And now, I’m going to write about Don’t Look Up as if you’ve already seen it. So if you haven’t, please stop reading, and bookmark this for later.
Seriously: SPOILER ALERT below the photo.
Don’t Look Up, for me, can be distilled to a few important lines of dialogue:
“Look, let’s establish, once again, that there is a huge comet headed towards Earth. And the reason we know that there is a comet is because we saw it. We saw it with our own eyes using a telescope. I mean, for god sake, we took a fucking picture of it! What other proof do we need? And if we can’t all agree at the bare minimum that a giant comet the size of Mount Everest, hurtling its way towards planet Earth, is not a fucking good thing, then what the hell happened to us?”
Almost every review I’ve read of Don’t Look Up suggests that it’s about climate change. I’ve watched it twice, and this take honestly never occurred to me. It can certainly be read as a commentary on vaccines/covid. But for me, it’s about the Trump/GOP attack on our democracy—an incontrovertible fact that half the country (and most of the media) has don’t-look-upped into a both-sides political issue.
“You guys, the truth is way more depressing. They’re not even smart enough to be as evil as you’re giving them credit for.”
The banality of evil, yes, but also the banality of greed. Conspiracy theories melt away like so many wax candles, and all that’s left is a small confederacy of soulless, amoral ghouls, ready and willing for many people to suffer and die so they can add a few more nuggets of gold to their disgustingly large piles.
“There’s dope stuff, like material stuff, like sick apartments and watches, and cars, um, and clothes and shit that could all go away and I don’t wanna see that stuff go away. So I’m gonna say a prayer for that stuff. Amen.”
This is the prayer offered by Jonah Hill’s Jason Orlean, the president’s son and chief of staff, as the comet is about to hit. It’s played for laughs, but honestly, he’s on to something here. Consider: We’re all going to die someday. What we expect, when we go, is that the legacy of humanity will endure. The “stuff” that human beings have produced—vaccines, the Taj Mahal, Pet Sounds, Ford Mustangs, “Ode on a Grecian Urn,” the SNL “More Cowbell” sketch, and yes, sick apartments and watches—is our collective culture, our civilization. That no one would be left to appreciate any of this—that a lot of that, too, would be destroyed by the comet—would really bother me, if the scenario played out in real life. On the other hand, Keith Richards would still be around, so “(I Can’t Get No) Satisfaction” would live forever.
“I’m grateful that we tried.”
This line, spoke by Jennifer Lawrence’s Kate at the last supper, really gets me. If democracy falls in the United States, if Trump escapes indictment and re-takes the White House, if jackbooted MAGA thugs round up all the dissidents and critics of the administration and drag me away kicking and screaming, this is what I will mutter under my breath.
“We really did have everything, didn’t we?”

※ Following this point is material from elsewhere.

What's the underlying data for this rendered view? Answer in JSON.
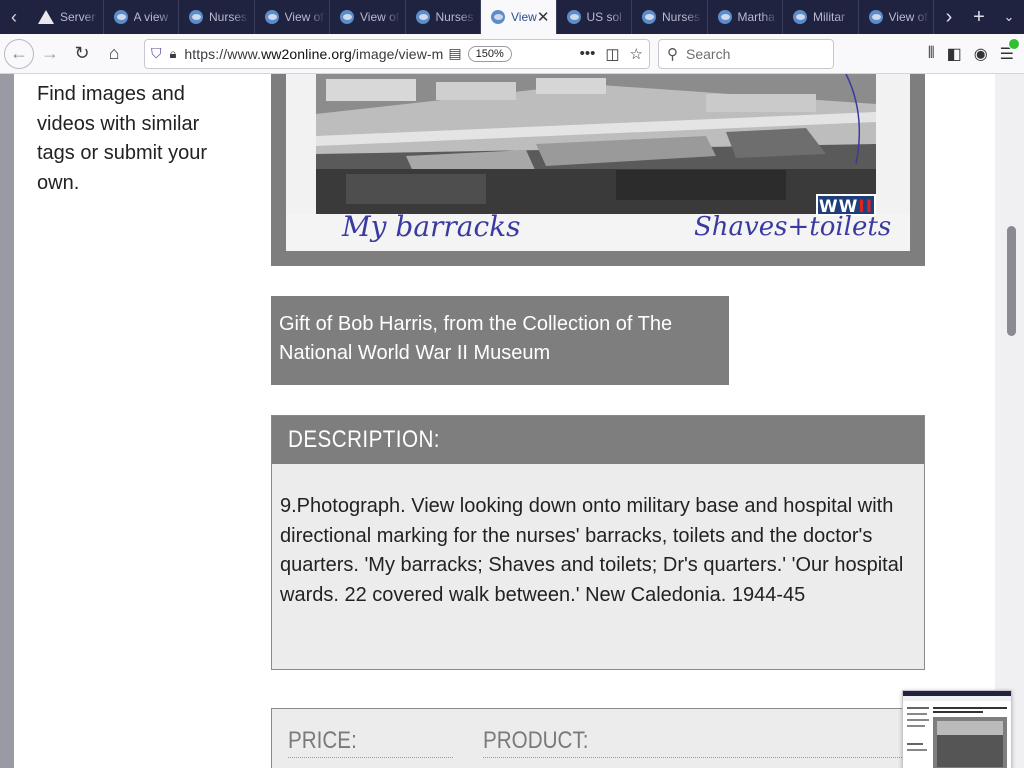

The last thing Leonardo DiCaprio’s Randall says, at the same last supper, marveling at the world we made—a world that includes specialty coffee, the Four Kings of Harmony, and weapons so powerful that hurling them into space to destroy comets doesn’t seem like science fiction.
There’s so much good in the world. So much genius. So much hope. So much love.
All we have to do is look.
Photo credit: still shot from Don’t Look Up.